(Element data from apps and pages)

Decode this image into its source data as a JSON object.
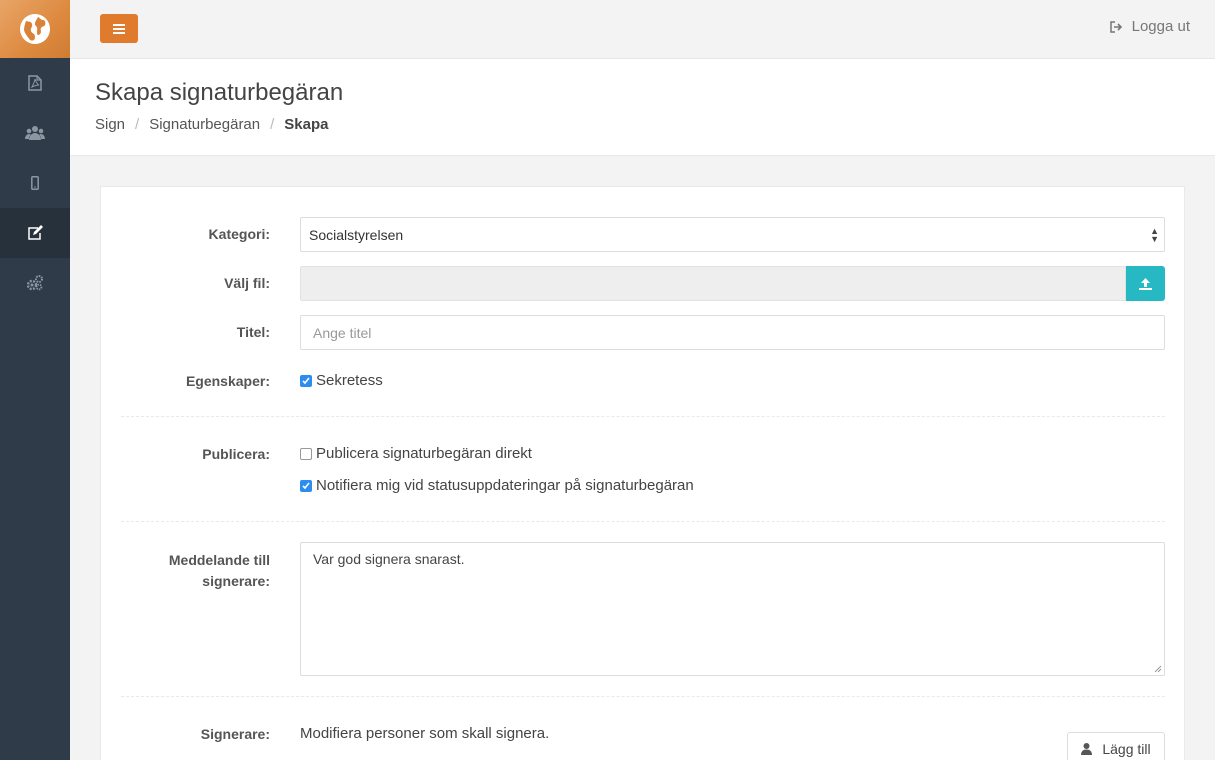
{
  "topbar": {
    "logout_label": "Logga ut"
  },
  "header": {
    "title": "Skapa signaturbegäran",
    "breadcrumb": [
      "Sign",
      "Signaturbegäran",
      "Skapa"
    ]
  },
  "form": {
    "category_label": "Kategori:",
    "category_value": "Socialstyrelsen",
    "file_label": "Välj fil:",
    "title_label": "Titel:",
    "title_placeholder": "Ange titel",
    "properties_label": "Egenskaper:",
    "secrecy_label": "Sekretess",
    "secrecy_checked": true,
    "publish_label": "Publicera:",
    "publish_direct_label": "Publicera signaturbegäran direkt",
    "publish_direct_checked": false,
    "notify_label": "Notifiera mig vid statusuppdateringar på signaturbegäran",
    "notify_checked": true,
    "message_label_line1": "Meddelande till",
    "message_label_line2": "signerare:",
    "message_value": "Var god signera snarast.",
    "signers_label": "Signerare:",
    "signers_text": "Modifiera personer som skall signera.",
    "add_button_label": "Lägg till"
  },
  "colors": {
    "accent": "#e07b2e",
    "sidebar": "#2f3b48",
    "upload": "#26b8c3",
    "checkbox": "#2d8cf0"
  }
}
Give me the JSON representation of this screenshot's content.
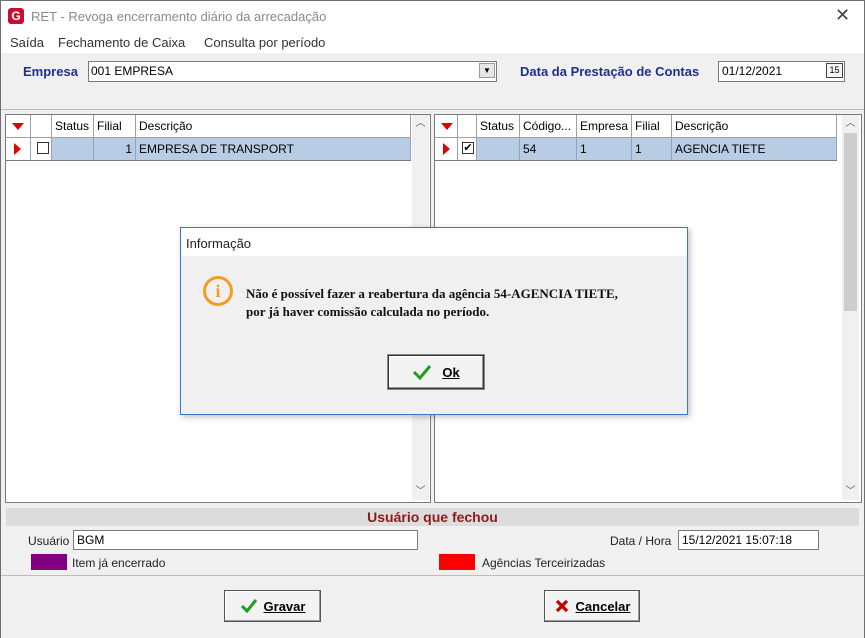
{
  "window": {
    "app_logo": "G",
    "title": "RET - Revoga encerramento diário da arrecadação",
    "close_glyph": "✕"
  },
  "menu": [
    "Saída",
    "Fechamento de Caixa",
    "Consulta por período"
  ],
  "filters": {
    "empresa_label": "Empresa",
    "empresa_value": "001 EMPRESA",
    "data_label": "Data da Prestação de Contas",
    "data_value": "01/12/2021",
    "calendar_glyph": "15"
  },
  "left_grid": {
    "columns": [
      "Status",
      "Filial",
      "Descrição"
    ],
    "rows": [
      {
        "status": "",
        "filial": "1",
        "descricao": "EMPRESA DE TRANSPORT",
        "checked": false
      }
    ]
  },
  "right_grid": {
    "columns": [
      "Status",
      "Código...",
      "Empresa",
      "Filial",
      "Descrição"
    ],
    "rows": [
      {
        "status": "",
        "codigo": "54",
        "empresa": "1",
        "filial": "1",
        "descricao": "AGENCIA TIETE",
        "checked": true
      }
    ]
  },
  "footer": {
    "section_title": "Usuário que fechou",
    "usuario_label": "Usuário",
    "usuario_value": "BGM",
    "datahora_label": "Data / Hora",
    "datahora_value": "15/12/2021 15:07:18",
    "legend_closed": "Item já encerrado",
    "legend_closed_color": "#800080",
    "legend_third": "Agências Terceirizadas",
    "legend_third_color": "#ff0000"
  },
  "buttons": {
    "save": "Gravar",
    "cancel": "Cancelar"
  },
  "dialog": {
    "title": "Informação",
    "line1": "Não é possível fazer a reabertura da agência 54-AGENCIA TIETE,",
    "line2": "por já haver comissão calculada no período.",
    "ok": "Ok"
  },
  "colors": {
    "selection": "#b8cce4",
    "label_blue": "#1f2f8c",
    "section_red": "#8b1a1a",
    "info_orange": "#f39c24"
  }
}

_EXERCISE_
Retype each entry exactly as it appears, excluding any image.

_COMPLETED EXERCISE_
Decode this image into its source data as a JSON object.
{
  "topbar": {
    "logout_label": "Logga ut"
  },
  "header": {
    "title": "Skapa signaturbegäran",
    "breadcrumb": [
      "Sign",
      "Signaturbegäran",
      "Skapa"
    ]
  },
  "form": {
    "category_label": "Kategori:",
    "category_value": "Socialstyrelsen",
    "file_label": "Välj fil:",
    "title_label": "Titel:",
    "title_placeholder": "Ange titel",
    "properties_label": "Egenskaper:",
    "secrecy_label": "Sekretess",
    "secrecy_checked": true,
    "publish_label": "Publicera:",
    "publish_direct_label": "Publicera signaturbegäran direkt",
    "publish_direct_checked": false,
    "notify_label": "Notifiera mig vid statusuppdateringar på signaturbegäran",
    "notify_checked": true,
    "message_label_line1": "Meddelande till",
    "message_label_line2": "signerare:",
    "message_value": "Var god signera snarast.",
    "signers_label": "Signerare:",
    "signers_text": "Modifiera personer som skall signera.",
    "add_button_label": "Lägg till"
  },
  "colors": {
    "accent": "#e07b2e",
    "sidebar": "#2f3b48",
    "upload": "#26b8c3",
    "checkbox": "#2d8cf0"
  }
}
Give me the JSON representation of this screenshot's content.
{
  "window": {
    "app_logo": "G",
    "title": "RET - Revoga encerramento diário da arrecadação",
    "close_glyph": "✕"
  },
  "menu": [
    "Saída",
    "Fechamento de Caixa",
    "Consulta por período"
  ],
  "filters": {
    "empresa_label": "Empresa",
    "empresa_value": "001 EMPRESA",
    "data_label": "Data da Prestação de Contas",
    "data_value": "01/12/2021",
    "calendar_glyph": "15"
  },
  "left_grid": {
    "columns": [
      "Status",
      "Filial",
      "Descrição"
    ],
    "rows": [
      {
        "status": "",
        "filial": "1",
        "descricao": "EMPRESA DE TRANSPORT",
        "checked": false
      }
    ]
  },
  "right_grid": {
    "columns": [
      "Status",
      "Código...",
      "Empresa",
      "Filial",
      "Descrição"
    ],
    "rows": [
      {
        "status": "",
        "codigo": "54",
        "empresa": "1",
        "filial": "1",
        "descricao": "AGENCIA TIETE",
        "checked": true
      }
    ]
  },
  "footer": {
    "section_title": "Usuário que fechou",
    "usuario_label": "Usuário",
    "usuario_value": "BGM",
    "datahora_label": "Data / Hora",
    "datahora_value": "15/12/2021 15:07:18",
    "legend_closed": "Item já encerrado",
    "legend_closed_color": "#800080",
    "legend_third": "Agências Terceirizadas",
    "legend_third_color": "#ff0000"
  },
  "buttons": {
    "save": "Gravar",
    "cancel": "Cancelar"
  },
  "dialog": {
    "title": "Informação",
    "line1": "Não é possível fazer a reabertura da agência 54-AGENCIA TIETE,",
    "line2": "por já haver comissão calculada no período.",
    "ok": "Ok"
  },
  "colors": {
    "selection": "#b8cce4",
    "label_blue": "#1f2f8c",
    "section_red": "#8b1a1a",
    "info_orange": "#f39c24"
  }
}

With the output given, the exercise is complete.